Essential Self-Care

From Indulgence to Essential

The Increasing Importance of Self-care

Over the course of 2020, there was a distinct shift in self-care behaviors, particularly in relation to skincare.

Sales of cosmetics in 2020 plunged vs. 2019 across the US (-19%), Australia (-12%) and the UK (-23%).

Regular use of makeup is in decline, particularly among its most frequent users (women in their 30s). At a global level, the proportion of women saying they use makeup at least daily dropped over 10 percentage points between 2019 and 2021, from 48% to 36%.

A skincare-first approach emerged globally with 29% of consumers saying that they held a skincare-first approach to beauty (up from 21% in 2016) vs. 18% who held a makeup-first approach (down from 24% in 2016).

The events of 2020-21 intensified the trend of a holistic definition of self-care. Lockdowns and a shift to working from home created a skincare experiment as people stopped using cosmetics as frequently and instead turned their efforts to increased use of skincare products–masks, serums, and treatments–and saw the results.

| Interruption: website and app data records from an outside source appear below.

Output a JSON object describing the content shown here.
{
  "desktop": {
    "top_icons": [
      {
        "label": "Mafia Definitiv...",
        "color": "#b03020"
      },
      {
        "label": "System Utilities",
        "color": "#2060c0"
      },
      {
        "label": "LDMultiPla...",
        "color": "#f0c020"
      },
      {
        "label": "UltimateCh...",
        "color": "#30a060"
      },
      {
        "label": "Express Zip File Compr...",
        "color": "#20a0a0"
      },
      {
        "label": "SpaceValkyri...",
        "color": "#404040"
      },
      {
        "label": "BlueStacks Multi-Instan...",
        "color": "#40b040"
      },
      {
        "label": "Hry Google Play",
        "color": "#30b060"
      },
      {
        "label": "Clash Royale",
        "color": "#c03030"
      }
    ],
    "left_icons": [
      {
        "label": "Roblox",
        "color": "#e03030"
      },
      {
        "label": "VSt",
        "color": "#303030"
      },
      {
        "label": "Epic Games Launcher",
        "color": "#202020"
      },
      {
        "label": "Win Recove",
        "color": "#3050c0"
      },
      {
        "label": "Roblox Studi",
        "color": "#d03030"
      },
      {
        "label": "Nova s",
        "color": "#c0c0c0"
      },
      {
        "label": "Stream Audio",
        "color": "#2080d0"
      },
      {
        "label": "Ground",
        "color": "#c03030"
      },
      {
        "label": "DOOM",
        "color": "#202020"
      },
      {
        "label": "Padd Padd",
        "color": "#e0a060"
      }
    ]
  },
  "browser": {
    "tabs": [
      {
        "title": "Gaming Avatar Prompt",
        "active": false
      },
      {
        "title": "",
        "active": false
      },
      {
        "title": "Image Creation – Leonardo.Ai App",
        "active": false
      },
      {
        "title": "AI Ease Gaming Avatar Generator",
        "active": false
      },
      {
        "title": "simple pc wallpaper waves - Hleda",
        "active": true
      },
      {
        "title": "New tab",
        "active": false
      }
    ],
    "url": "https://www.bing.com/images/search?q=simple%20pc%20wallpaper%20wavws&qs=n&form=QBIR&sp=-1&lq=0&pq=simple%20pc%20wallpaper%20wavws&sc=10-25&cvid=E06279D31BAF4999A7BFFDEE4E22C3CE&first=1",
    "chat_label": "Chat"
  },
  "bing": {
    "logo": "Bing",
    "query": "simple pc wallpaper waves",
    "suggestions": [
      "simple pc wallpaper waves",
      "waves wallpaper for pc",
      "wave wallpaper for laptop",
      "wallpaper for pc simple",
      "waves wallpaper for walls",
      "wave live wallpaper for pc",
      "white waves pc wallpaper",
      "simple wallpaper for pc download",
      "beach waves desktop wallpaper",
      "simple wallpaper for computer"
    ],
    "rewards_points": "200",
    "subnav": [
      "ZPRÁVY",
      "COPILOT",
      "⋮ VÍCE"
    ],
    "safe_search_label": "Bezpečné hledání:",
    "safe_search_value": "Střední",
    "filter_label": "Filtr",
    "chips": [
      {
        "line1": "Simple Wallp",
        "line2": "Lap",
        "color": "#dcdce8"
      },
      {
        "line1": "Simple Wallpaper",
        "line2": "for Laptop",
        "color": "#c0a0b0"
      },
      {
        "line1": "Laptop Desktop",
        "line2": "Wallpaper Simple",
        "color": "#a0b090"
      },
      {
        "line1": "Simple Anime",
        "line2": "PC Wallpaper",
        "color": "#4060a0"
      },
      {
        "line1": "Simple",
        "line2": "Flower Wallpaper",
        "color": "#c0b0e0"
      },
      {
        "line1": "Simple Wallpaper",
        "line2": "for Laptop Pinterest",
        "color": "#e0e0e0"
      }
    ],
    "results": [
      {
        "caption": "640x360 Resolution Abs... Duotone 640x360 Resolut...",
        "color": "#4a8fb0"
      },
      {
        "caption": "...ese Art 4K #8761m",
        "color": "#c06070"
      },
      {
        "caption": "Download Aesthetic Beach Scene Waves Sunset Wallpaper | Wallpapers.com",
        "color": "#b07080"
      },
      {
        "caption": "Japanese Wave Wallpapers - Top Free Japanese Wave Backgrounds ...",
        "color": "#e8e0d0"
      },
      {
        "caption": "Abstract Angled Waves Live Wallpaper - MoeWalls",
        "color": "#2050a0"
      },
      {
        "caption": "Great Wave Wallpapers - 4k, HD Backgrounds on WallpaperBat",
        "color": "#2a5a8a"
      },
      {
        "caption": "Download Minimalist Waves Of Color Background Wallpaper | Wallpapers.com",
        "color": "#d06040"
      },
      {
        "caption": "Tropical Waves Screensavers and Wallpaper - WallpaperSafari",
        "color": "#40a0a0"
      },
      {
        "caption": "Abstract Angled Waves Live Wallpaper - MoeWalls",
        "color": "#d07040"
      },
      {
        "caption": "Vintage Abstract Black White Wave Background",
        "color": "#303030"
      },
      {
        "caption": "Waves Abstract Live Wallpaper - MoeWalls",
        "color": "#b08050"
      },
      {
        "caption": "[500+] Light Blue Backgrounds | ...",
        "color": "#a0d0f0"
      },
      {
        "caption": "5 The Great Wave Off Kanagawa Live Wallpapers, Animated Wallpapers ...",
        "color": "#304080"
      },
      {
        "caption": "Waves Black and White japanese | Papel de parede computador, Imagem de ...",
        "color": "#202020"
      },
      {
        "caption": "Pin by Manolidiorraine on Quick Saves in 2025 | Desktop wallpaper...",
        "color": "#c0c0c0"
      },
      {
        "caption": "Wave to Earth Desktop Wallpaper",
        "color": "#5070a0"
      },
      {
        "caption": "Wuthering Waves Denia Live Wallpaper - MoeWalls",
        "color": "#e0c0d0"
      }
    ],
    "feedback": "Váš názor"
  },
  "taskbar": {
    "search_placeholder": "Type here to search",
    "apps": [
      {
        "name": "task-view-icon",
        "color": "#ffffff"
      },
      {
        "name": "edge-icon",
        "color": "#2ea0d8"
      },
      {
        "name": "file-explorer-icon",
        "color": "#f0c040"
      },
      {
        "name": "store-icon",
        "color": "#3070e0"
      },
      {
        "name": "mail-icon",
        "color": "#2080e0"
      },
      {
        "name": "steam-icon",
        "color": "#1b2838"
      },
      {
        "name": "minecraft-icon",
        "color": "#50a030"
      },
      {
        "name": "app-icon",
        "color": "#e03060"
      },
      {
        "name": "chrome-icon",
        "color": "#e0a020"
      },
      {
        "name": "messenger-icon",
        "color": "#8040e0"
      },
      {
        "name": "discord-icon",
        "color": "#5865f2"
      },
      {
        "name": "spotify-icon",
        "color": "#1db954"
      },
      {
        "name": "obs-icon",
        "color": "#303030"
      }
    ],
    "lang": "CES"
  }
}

People became more aware of the impact of stress on the skin and the notion of skin and hair fitness became more of a priority.

By 2025

the global skincare market is estimated to reach USD $189.3 billion

In our Patchology Self-Care Survey, we found that some people were spending more time on self-care across a range of actions and an even higher percentage of respondents were intending to put more effort into self-care in the future, signaling a more holistic approach to self-care.

Women were more likely to invest more time in skin care, mental health and sleep when compared to men and, overall, were more optimistic about future self-care efforts.

Younger women 18-34 (41%) currently spend more time on skincare than they did prior to 2020. The reported drivers of the increased effort were aging (45%), wanting to be one’s best self (45%), being more invested in one’s self (39%) and stress (36%).

Stress also had the opposite effect on some women over the pandemic. It was the number one driver of a reduction in effort for the 26% of women 18-54 who were putting less effort into skincare post-pandemic.

Women putting more effort into skincare largely felt positive about it (63%), while only 15% had negative emotions associated with the increase and 11% had mixed emotions. Of women who had cut back on their skincare effort, only 33% felt positive with 34% having negative emotions associated with the reduced effort and 12% had mixed emotions.


of women are more likely to foster negative emotions like guilt and stress when thinking about their self-care routine

compared to 13% for men

From indulgence to essential

Women 18-34

spend an average of

15.9 minutes per day

Women 35-54

spend an average of

16.2 minutes per day

Women 55+

spend an average of

16.7 minutes per day

Our report found that

people who were increasing their efforts in any aspect of self-care were more likely to have positive emotions about it

When considering their future skincare, 47% of women 18-54 believed they would put even more effort in. This belief was also shared by 35% of women 55+. Women who reported that they are spending more time on skincare now than prior to the pandemic are dedicating 22.6 minutes a day to skincare versus those who are spending less time at an average of 12 minutes a day. Overall, 25% of women surveyed said they had increased their spend on skincare compared to pre-pandemic. This was higher for Women 18-24 at 30%.

On average, women spend about a quarter of an hour on skincare, out of the 24 hours in the day. This number is higher than it was during pre-pandemic levels (12 minutes per day) but is on track to continue growing (47% of women 18-54 state they would like to put even more effort into skincare).

The increased focus on relaxation was driven by aging (though not for the 18-34 age cohort), followed by a way to pass time and stress. Again, this was observed to be much higher for women than men. Getting older and stress were also the most nominated reasons why people were spending more time sleeping post-pandemic. For those paying more attention to nutrition, getting older and health issues were the top two reasons. These two reasons were also what was driving more attention to exercise, along with a desire to be one’s best self.

The reasons contributing to an increased focus on mental health were varied. The number one reason was stress, followed by being more self-involved, aging, health issues and a desire to be one’s best self. Stress was also the number one reason for people not putting more time into their mental health, this being significantly more so amongst women.

We also studied the way people felt about their self-care routine. Just over half of respondents had positive feelings, 16% of people associated negative feelings like guilt and stress with self-care, while another 8% of respondents experienced mixed emotions.

Return to our Self-Care Report